* **DATA UNDER STUDY**:
★ ★ ★ ★ ★

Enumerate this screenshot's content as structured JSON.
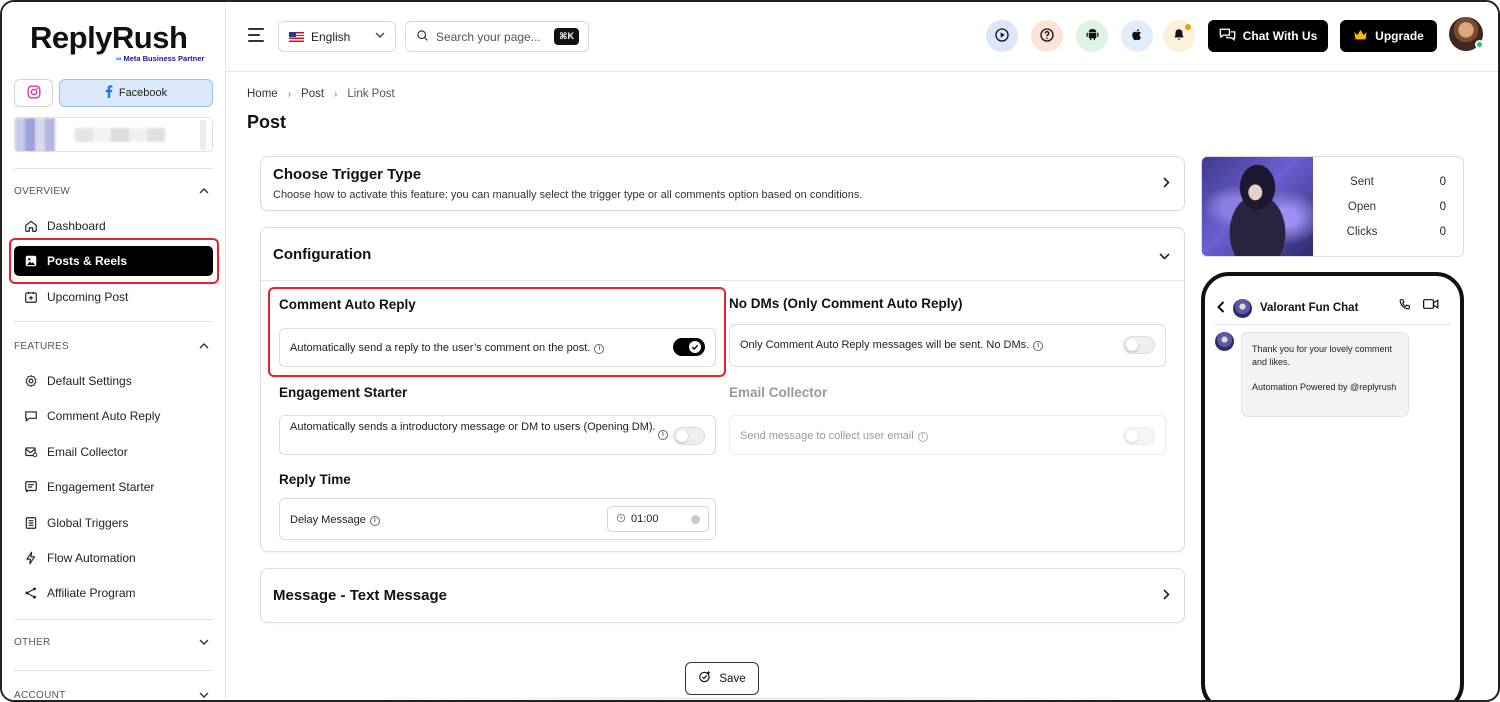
{
  "brand": {
    "name": "ReplyRush",
    "partner_prefix": "∞",
    "partner": "Meta Business Partner"
  },
  "platforms": {
    "instagram_icon": "instagram-icon",
    "facebook_label": "Facebook"
  },
  "sidebar": {
    "sections": [
      {
        "label": "OVERVIEW",
        "items": [
          {
            "label": "Dashboard",
            "icon": "home-icon"
          },
          {
            "label": "Posts & Reels",
            "icon": "image-icon",
            "active": true
          },
          {
            "label": "Upcoming Post",
            "icon": "calendar-plus-icon"
          }
        ]
      },
      {
        "label": "FEATURES",
        "items": [
          {
            "label": "Default Settings",
            "icon": "gear-icon"
          },
          {
            "label": "Comment Auto Reply",
            "icon": "comment-icon"
          },
          {
            "label": "Email Collector",
            "icon": "mail-icon"
          },
          {
            "label": "Engagement Starter",
            "icon": "message-lines-icon"
          },
          {
            "label": "Global Triggers",
            "icon": "list-icon"
          },
          {
            "label": "Flow Automation",
            "icon": "lightning-icon"
          },
          {
            "label": "Affiliate Program",
            "icon": "share-nodes-icon"
          }
        ]
      },
      {
        "label": "OTHER"
      },
      {
        "label": "ACCOUNT"
      }
    ]
  },
  "topbar": {
    "language": "English",
    "search_placeholder": "Search your page...",
    "search_shortcut": "⌘K",
    "chat_button": "Chat With Us",
    "upgrade_button": "Upgrade",
    "accent_colors": {
      "play": "#dbe6fb",
      "help": "#fbe5d6",
      "android": "#dff3e4",
      "apple": "#e3ecfb",
      "bell": "#fdf1dc"
    }
  },
  "breadcrumb": [
    "Home",
    "Post",
    "Link Post"
  ],
  "page_title": "Post",
  "trigger_card": {
    "title": "Choose Trigger Type",
    "subtitle": "Choose how to activate this feature: you can manually select the trigger type or all comments option based on conditions."
  },
  "config_card": {
    "title": "Configuration",
    "comment_auto_reply": {
      "label": "Comment Auto Reply",
      "description": "Automatically send a reply to the user’s comment on the post.",
      "enabled": true
    },
    "no_dms": {
      "label": "No DMs (Only Comment Auto Reply)",
      "description": "Only Comment Auto Reply messages will be sent. No DMs.",
      "enabled": false
    },
    "engagement_starter": {
      "label": "Engagement Starter",
      "description": "Automatically sends a introductory message or DM to users (Opening DM).",
      "enabled": false
    },
    "email_collector": {
      "label": "Email Collector",
      "description": "Send message to collect user email",
      "enabled": false,
      "disabled": true
    },
    "reply_time": {
      "label": "Reply Time",
      "field_label": "Delay Message",
      "value": "01:00"
    }
  },
  "message_card": {
    "title": "Message - Text Message"
  },
  "save_label": "Save",
  "stats": {
    "rows": [
      {
        "label": "Sent",
        "value": "0"
      },
      {
        "label": "Open",
        "value": "0"
      },
      {
        "label": "Clicks",
        "value": "0"
      }
    ]
  },
  "preview": {
    "chat_name": "Valorant Fun Chat",
    "message_line1": "Thank you for your lovely comment and likes.",
    "message_line2": "Automation Powered by @replyrush"
  }
}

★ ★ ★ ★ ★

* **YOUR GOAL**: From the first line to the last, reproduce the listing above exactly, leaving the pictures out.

* **YOUR RESPONSE**:
Enumerate this screenshot's content as structured JSON.
{
  "brand": {
    "name": "ReplyRush",
    "partner_prefix": "∞",
    "partner": "Meta Business Partner"
  },
  "platforms": {
    "instagram_icon": "instagram-icon",
    "facebook_label": "Facebook"
  },
  "sidebar": {
    "sections": [
      {
        "label": "OVERVIEW",
        "items": [
          {
            "label": "Dashboard",
            "icon": "home-icon"
          },
          {
            "label": "Posts & Reels",
            "icon": "image-icon",
            "active": true
          },
          {
            "label": "Upcoming Post",
            "icon": "calendar-plus-icon"
          }
        ]
      },
      {
        "label": "FEATURES",
        "items": [
          {
            "label": "Default Settings",
            "icon": "gear-icon"
          },
          {
            "label": "Comment Auto Reply",
            "icon": "comment-icon"
          },
          {
            "label": "Email Collector",
            "icon": "mail-icon"
          },
          {
            "label": "Engagement Starter",
            "icon": "message-lines-icon"
          },
          {
            "label": "Global Triggers",
            "icon": "list-icon"
          },
          {
            "label": "Flow Automation",
            "icon": "lightning-icon"
          },
          {
            "label": "Affiliate Program",
            "icon": "share-nodes-icon"
          }
        ]
      },
      {
        "label": "OTHER"
      },
      {
        "label": "ACCOUNT"
      }
    ]
  },
  "topbar": {
    "language": "English",
    "search_placeholder": "Search your page...",
    "search_shortcut": "⌘K",
    "chat_button": "Chat With Us",
    "upgrade_button": "Upgrade",
    "accent_colors": {
      "play": "#dbe6fb",
      "help": "#fbe5d6",
      "android": "#dff3e4",
      "apple": "#e3ecfb",
      "bell": "#fdf1dc"
    }
  },
  "breadcrumb": [
    "Home",
    "Post",
    "Link Post"
  ],
  "page_title": "Post",
  "trigger_card": {
    "title": "Choose Trigger Type",
    "subtitle": "Choose how to activate this feature: you can manually select the trigger type or all comments option based on conditions."
  },
  "config_card": {
    "title": "Configuration",
    "comment_auto_reply": {
      "label": "Comment Auto Reply",
      "description": "Automatically send a reply to the user’s comment on the post.",
      "enabled": true
    },
    "no_dms": {
      "label": "No DMs (Only Comment Auto Reply)",
      "description": "Only Comment Auto Reply messages will be sent. No DMs.",
      "enabled": false
    },
    "engagement_starter": {
      "label": "Engagement Starter",
      "description": "Automatically sends a introductory message or DM to users (Opening DM).",
      "enabled": false
    },
    "email_collector": {
      "label": "Email Collector",
      "description": "Send message to collect user email",
      "enabled": false,
      "disabled": true
    },
    "reply_time": {
      "label": "Reply Time",
      "field_label": "Delay Message",
      "value": "01:00"
    }
  },
  "message_card": {
    "title": "Message - Text Message"
  },
  "save_label": "Save",
  "stats": {
    "rows": [
      {
        "label": "Sent",
        "value": "0"
      },
      {
        "label": "Open",
        "value": "0"
      },
      {
        "label": "Clicks",
        "value": "0"
      }
    ]
  },
  "preview": {
    "chat_name": "Valorant Fun Chat",
    "message_line1": "Thank you for your lovely comment and likes.",
    "message_line2": "Automation Powered by @replyrush"
  }
}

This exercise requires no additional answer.